There was also concern that women are rarely invited to interfaith dialogue in many faith traditions and that social media can be platforms to hear those voices and “begin the conversations about sexual harassment.”

“I'm convinced that it is not enough to wait for others when I’m longing for peace now. I have to take the first steps to come together in interfaith dialogue,” commented Johanna Kluge Executive Coordinator for International Youth Work at the Evangelical Lutheran Church in Bavaria.

“Both LWF and Al Amana are happy to have a roundtable of guests. As program staff, we are here to listen and learn and gain insights of how interfaith encounters promote peace that is more than just a slogan," said Rev. Dr Sivin Kit, LWF Program Executive for Public Theology and Interreligious Relations.

A Year of Peace

The online event was part of the LWF Youth’s theme for a “Year of Peace” in 2022 to create “brave spaces” to continue asking questions that began at the Global Young Reformers Peace on Earth Advent Gathering, and furthermore, to learn peacebuilding skills, to participate in projects and initiatives, and to join conversations about peacebuilding.

“Interfaith dialogue is often perceived as a theoretical activity limited to specialists or those who are more senior or an activity that is overly formal and disconnected with everyday life,” said the LWF Program Executive for Youth Savanna Sullivan.  

“Young people are and can be leaders in interfaith work. The LWF seeks to draw out insights that can encourage more young people to contribute meaningfully in and beyond their own faith communities,” she continued.
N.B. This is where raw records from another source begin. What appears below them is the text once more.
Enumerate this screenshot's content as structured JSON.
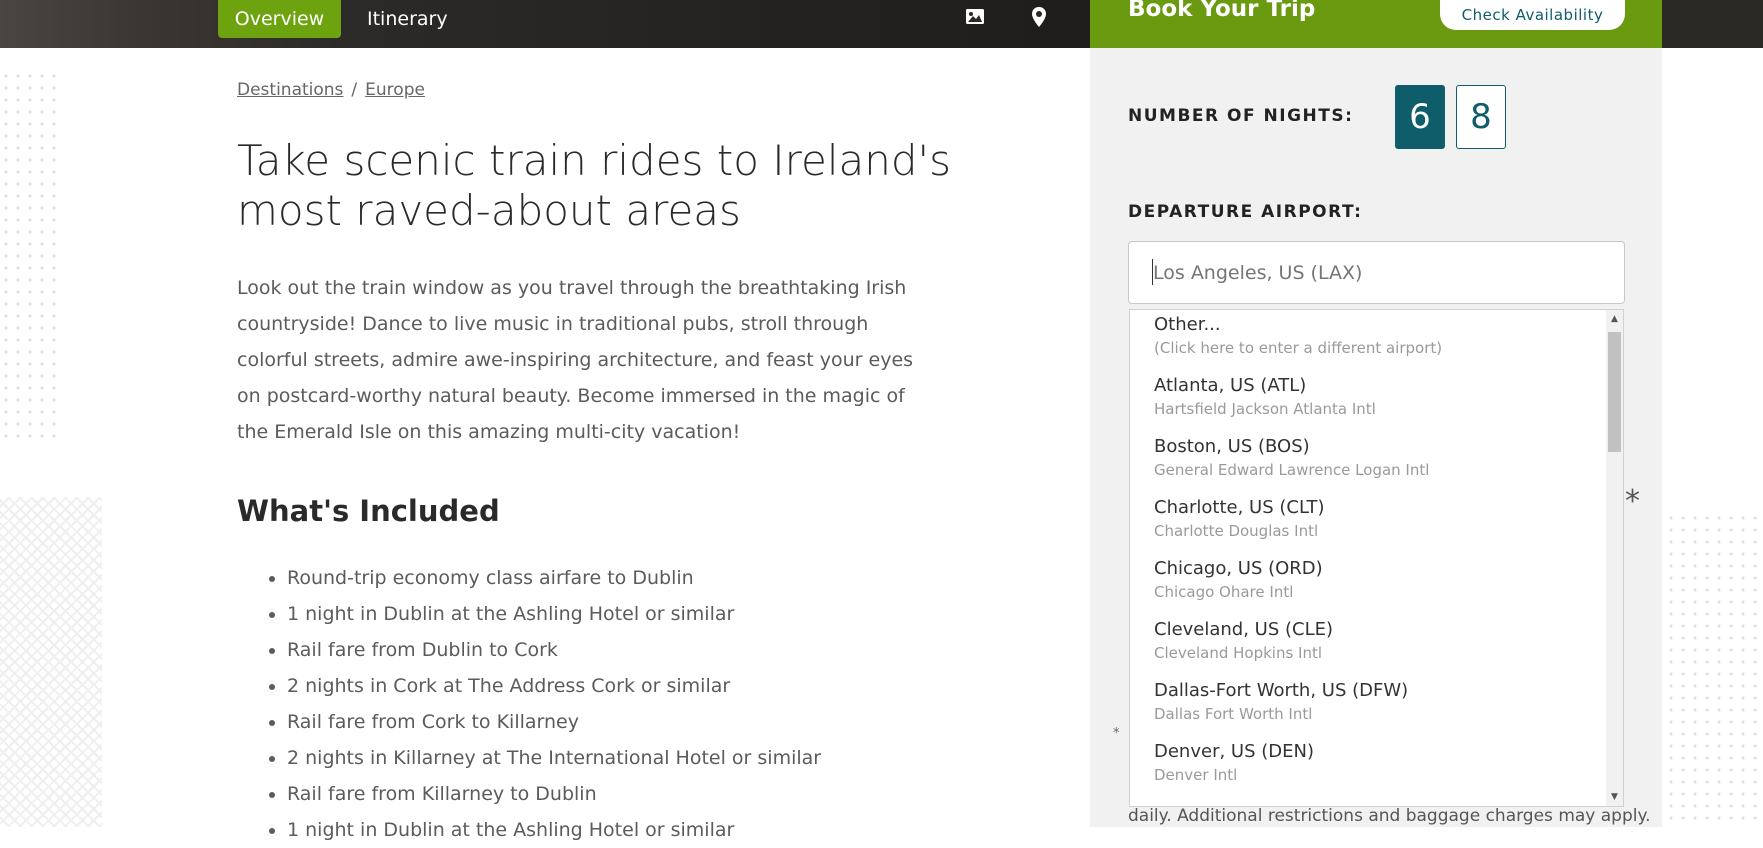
{
  "nav": {
    "overview_label": "Overview",
    "itinerary_label": "Itinerary"
  },
  "booking": {
    "title": "Book Your Trip",
    "check_label": "Check Availability",
    "nights_label": "NUMBER OF NIGHTS:",
    "nights_options": [
      "6",
      "8"
    ],
    "nights_selected": "6",
    "airport_label": "DEPARTURE AIRPORT:",
    "airport_placeholder": "Los Angeles, US (LAX)",
    "asterisk": "*",
    "small_asterisk": "*",
    "footnote": "daily. Additional restrictions and baggage charges may apply."
  },
  "airports": [
    {
      "name": "Other...",
      "sub": "(Click here to enter a different airport)"
    },
    {
      "name": "Atlanta, US (ATL)",
      "sub": "Hartsfield Jackson Atlanta Intl"
    },
    {
      "name": "Boston, US (BOS)",
      "sub": "General Edward Lawrence Logan Intl"
    },
    {
      "name": "Charlotte, US (CLT)",
      "sub": "Charlotte Douglas Intl"
    },
    {
      "name": "Chicago, US (ORD)",
      "sub": "Chicago Ohare Intl"
    },
    {
      "name": "Cleveland, US (CLE)",
      "sub": "Cleveland Hopkins Intl"
    },
    {
      "name": "Dallas-Fort Worth, US (DFW)",
      "sub": "Dallas Fort Worth Intl"
    },
    {
      "name": "Denver, US (DEN)",
      "sub": "Denver Intl"
    }
  ],
  "breadcrumb": {
    "items": [
      "Destinations",
      "Europe"
    ],
    "separator": "/"
  },
  "content": {
    "title": "Take scenic train rides to Ireland's most raved-about areas",
    "intro": "Look out the train window as you travel through the breathtaking Irish countryside! Dance to live music in traditional pubs, stroll through colorful streets, admire awe-inspiring architecture, and feast your eyes on postcard-worthy natural beauty. Become immersed in the magic of the Emerald Isle on this amazing multi-city vacation!",
    "included_title": "What's Included",
    "included": [
      "Round-trip economy class airfare to Dublin",
      "1 night in Dublin at the Ashling Hotel or similar",
      "Rail fare from Dublin to Cork",
      "2 nights in Cork at The Address Cork or similar",
      "Rail fare from Cork to Killarney",
      "2 nights in Killarney at The International Hotel or similar",
      "Rail fare from Killarney to Dublin",
      "1 night in Dublin at the Ashling Hotel or similar"
    ]
  },
  "colors": {
    "accent_green": "#6da30f",
    "teal": "#0f5c6b"
  }
}
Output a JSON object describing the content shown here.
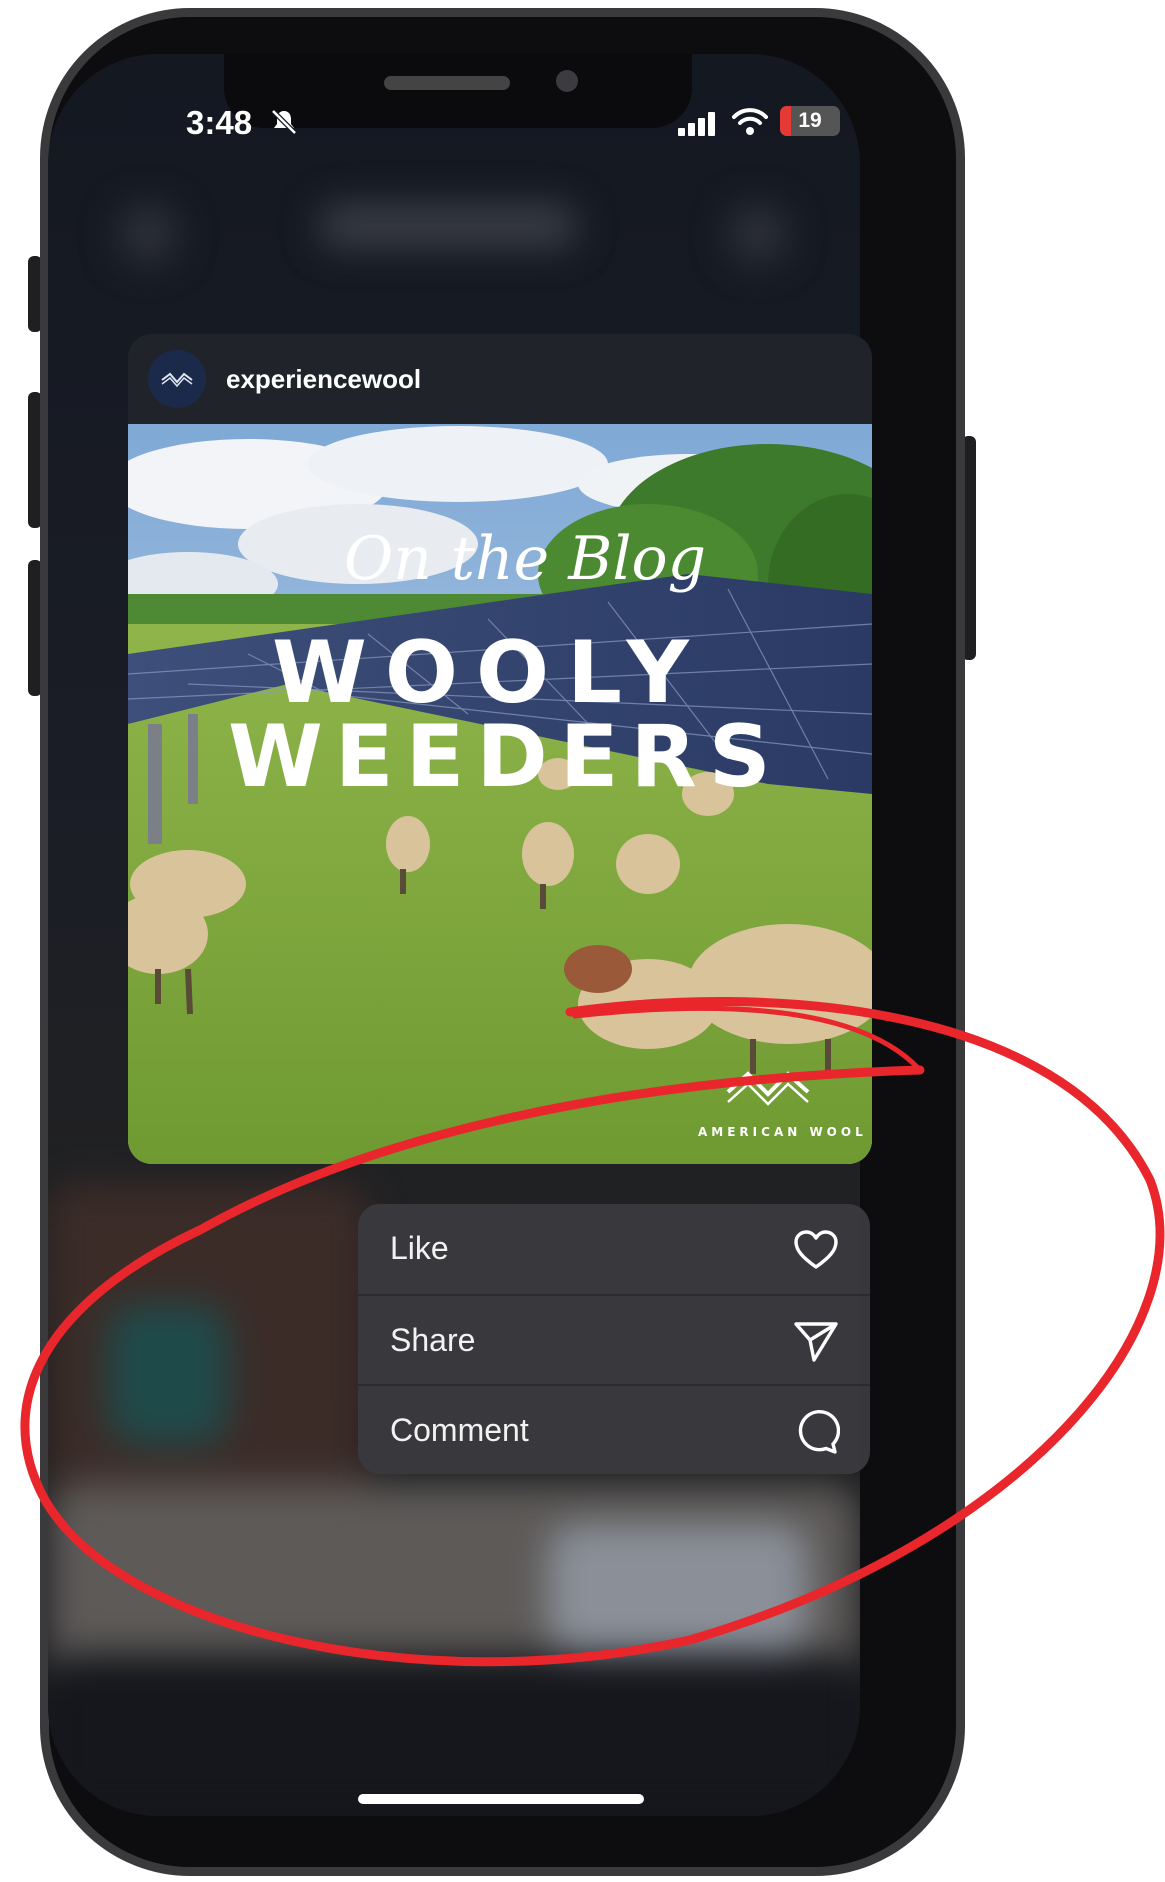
{
  "status_bar": {
    "time": "3:48",
    "battery": "19",
    "battery_level": 0.19,
    "icons": [
      "bell-slash-icon",
      "signal-icon",
      "wifi-icon",
      "battery-icon"
    ]
  },
  "post": {
    "username": "experiencewool",
    "image": {
      "script_text": "On the Blog",
      "headline_line1": "WOOLY",
      "headline_line2": "WEEDERS",
      "brand": "AMERICAN WOOL"
    }
  },
  "context_menu": {
    "items": [
      {
        "label": "Like",
        "icon": "heart-icon"
      },
      {
        "label": "Share",
        "icon": "paper-plane-icon"
      },
      {
        "label": "Comment",
        "icon": "comment-bubble-icon"
      }
    ]
  },
  "colors": {
    "annotation_red": "#e8262b",
    "menu_bg": "#3a3a3e",
    "battery_low": "#e53935"
  }
}
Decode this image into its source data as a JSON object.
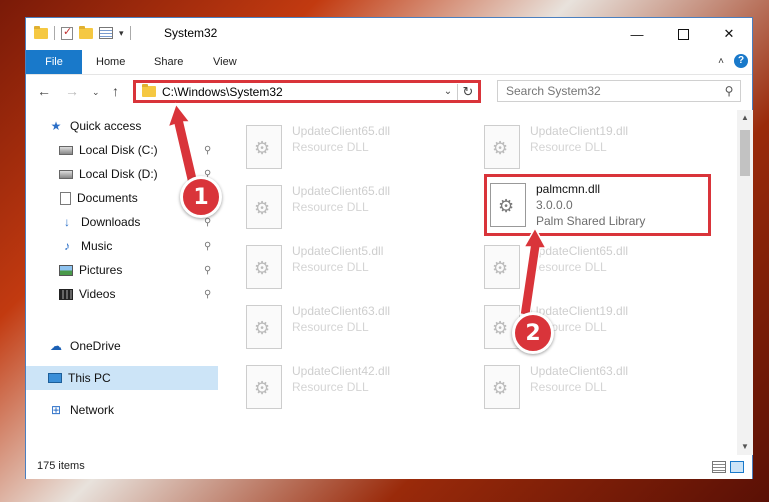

LWF/A. Gray

 

A Brave Space for Courageous Peace from The Lutheran World Federation on Vimeo.